If banks do well on these annual exams, it proves they hold adequate capital and may increase their payouts to investors. Banks that don’t pass regulator stress tests can be slapped with sanctions and prevented from some activities, such as expanding their balance sheet or paying out dividends to investors.

Healthy banks that are lending money and paying out dividends adds capital to the mortgage market. More capital in the market leads to more efficiency and liquidity, which powers the secondary mortgage market and allows lenders, such as Movement Mortgage, to finance more homes.

Home sales on the rebound

While bank stress tests have an indirect effect on the mortgage origination market, home sales data released this week give us a more direct report on the strength of the U.S. housing market.

Existing-home sales rose 1.1 percent in May, going on the mend after a sharp decline in April when home sales fell 2.3 percent, according to the National Association of Realtors. At the same time, low inventory on the market lifted median home prices to $252,800, a new high.


NAR economist Lawrence Yun said in a statement that buyers last month continue to press through the challenging buying environment. “The job market in most of the country in healthy and the recent downward trend in mortgage rates continues to keep buyer interest at a robust level,” he said. “Those able to close on a home last month are probably feeling both happy and relieved.”

Meanwhile, sales of newly-constructed homes also bounced back in May, increasing 2.9 percent to 610,000 units last month. That’s a measurable rebound from April when new-home sales dropped 11 percent. The median sales price for these homes also increased to $345,800, up from $310,200 a month earlier.

While the sales data is encouraging, the increase in housing prices continues to put the squeeze on borrowers. Low mortgage rates will be key to attracting would-be buyers to the market in the near-term.

Listening to the Fed

Without any major economic headlines this week, the market turned its attention to Fedspeak as it looked for Federal Reserve bank presidents in a series of public speeches to offer insight after last week’s anticipated rate hike.

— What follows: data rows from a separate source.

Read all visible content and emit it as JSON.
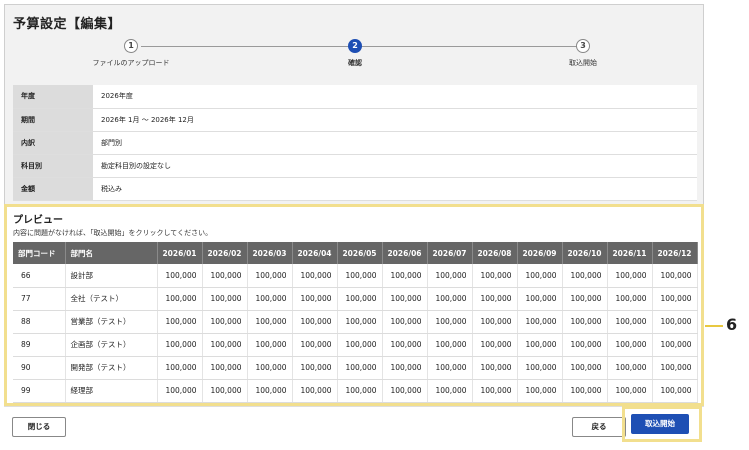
{
  "dialog": {
    "title": "予算設定【編集】"
  },
  "stepper": {
    "steps": [
      {
        "number": "1",
        "label": "ファイルのアップロード"
      },
      {
        "number": "2",
        "label": "確認"
      },
      {
        "number": "3",
        "label": "取込開始"
      }
    ],
    "active_index": 1
  },
  "info": {
    "rows": [
      {
        "key": "年度",
        "value": "2026年度"
      },
      {
        "key": "期間",
        "value": "2026年 1月 ～ 2026年 12月"
      },
      {
        "key": "内訳",
        "value": "部門別"
      },
      {
        "key": "科目別",
        "value": "勘定科目別の設定なし"
      },
      {
        "key": "金額",
        "value": "税込み"
      }
    ]
  },
  "preview": {
    "title": "プレビュー",
    "description": "内容に問題がなければ、「取込開始」をクリックしてください。",
    "columns": [
      "部門コード",
      "部門名",
      "2026/01",
      "2026/02",
      "2026/03",
      "2026/04",
      "2026/05",
      "2026/06",
      "2026/07",
      "2026/08",
      "2026/09",
      "2026/10",
      "2026/11",
      "2026/12"
    ],
    "rows": [
      {
        "code": "66",
        "name": "設計部",
        "values": [
          "100,000",
          "100,000",
          "100,000",
          "100,000",
          "100,000",
          "100,000",
          "100,000",
          "100,000",
          "100,000",
          "100,000",
          "100,000",
          "100,000"
        ]
      },
      {
        "code": "77",
        "name": "全社（テスト）",
        "values": [
          "100,000",
          "100,000",
          "100,000",
          "100,000",
          "100,000",
          "100,000",
          "100,000",
          "100,000",
          "100,000",
          "100,000",
          "100,000",
          "100,000"
        ]
      },
      {
        "code": "88",
        "name": "営業部（テスト）",
        "values": [
          "100,000",
          "100,000",
          "100,000",
          "100,000",
          "100,000",
          "100,000",
          "100,000",
          "100,000",
          "100,000",
          "100,000",
          "100,000",
          "100,000"
        ]
      },
      {
        "code": "89",
        "name": "企画部（テスト）",
        "values": [
          "100,000",
          "100,000",
          "100,000",
          "100,000",
          "100,000",
          "100,000",
          "100,000",
          "100,000",
          "100,000",
          "100,000",
          "100,000",
          "100,000"
        ]
      },
      {
        "code": "90",
        "name": "開発部（テスト）",
        "values": [
          "100,000",
          "100,000",
          "100,000",
          "100,000",
          "100,000",
          "100,000",
          "100,000",
          "100,000",
          "100,000",
          "100,000",
          "100,000",
          "100,000"
        ]
      },
      {
        "code": "99",
        "name": "経理部",
        "values": [
          "100,000",
          "100,000",
          "100,000",
          "100,000",
          "100,000",
          "100,000",
          "100,000",
          "100,000",
          "100,000",
          "100,000",
          "100,000",
          "100,000"
        ]
      }
    ]
  },
  "footer": {
    "close_label": "閉じる",
    "back_label": "戻る",
    "start_label": "取込開始"
  },
  "annotation": {
    "number": "6",
    "highlight_color": "#f2df8e"
  },
  "colors": {
    "accent": "#1e4fb4",
    "header_bg": "#666666"
  }
}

Some central bank presidents expressed concerns that soft inflation would make it difficult for the Fed to reach its 2 percent target, and that waiting until the end of the year to consider more hikes is the best course of actions. Others were concerned about the risks of keeping rates too low for too long.

Consider the indecisive rhetoric par for the course. Fedspeak is often carefully worded and filled with ambiguous statements that yield more questions and speculation.

What we do know is the Fed will meet again in September and has said it wants to raise rates at least one more time this year. It remains to be seen whether that will be in three months or in six when the Fed meets in December.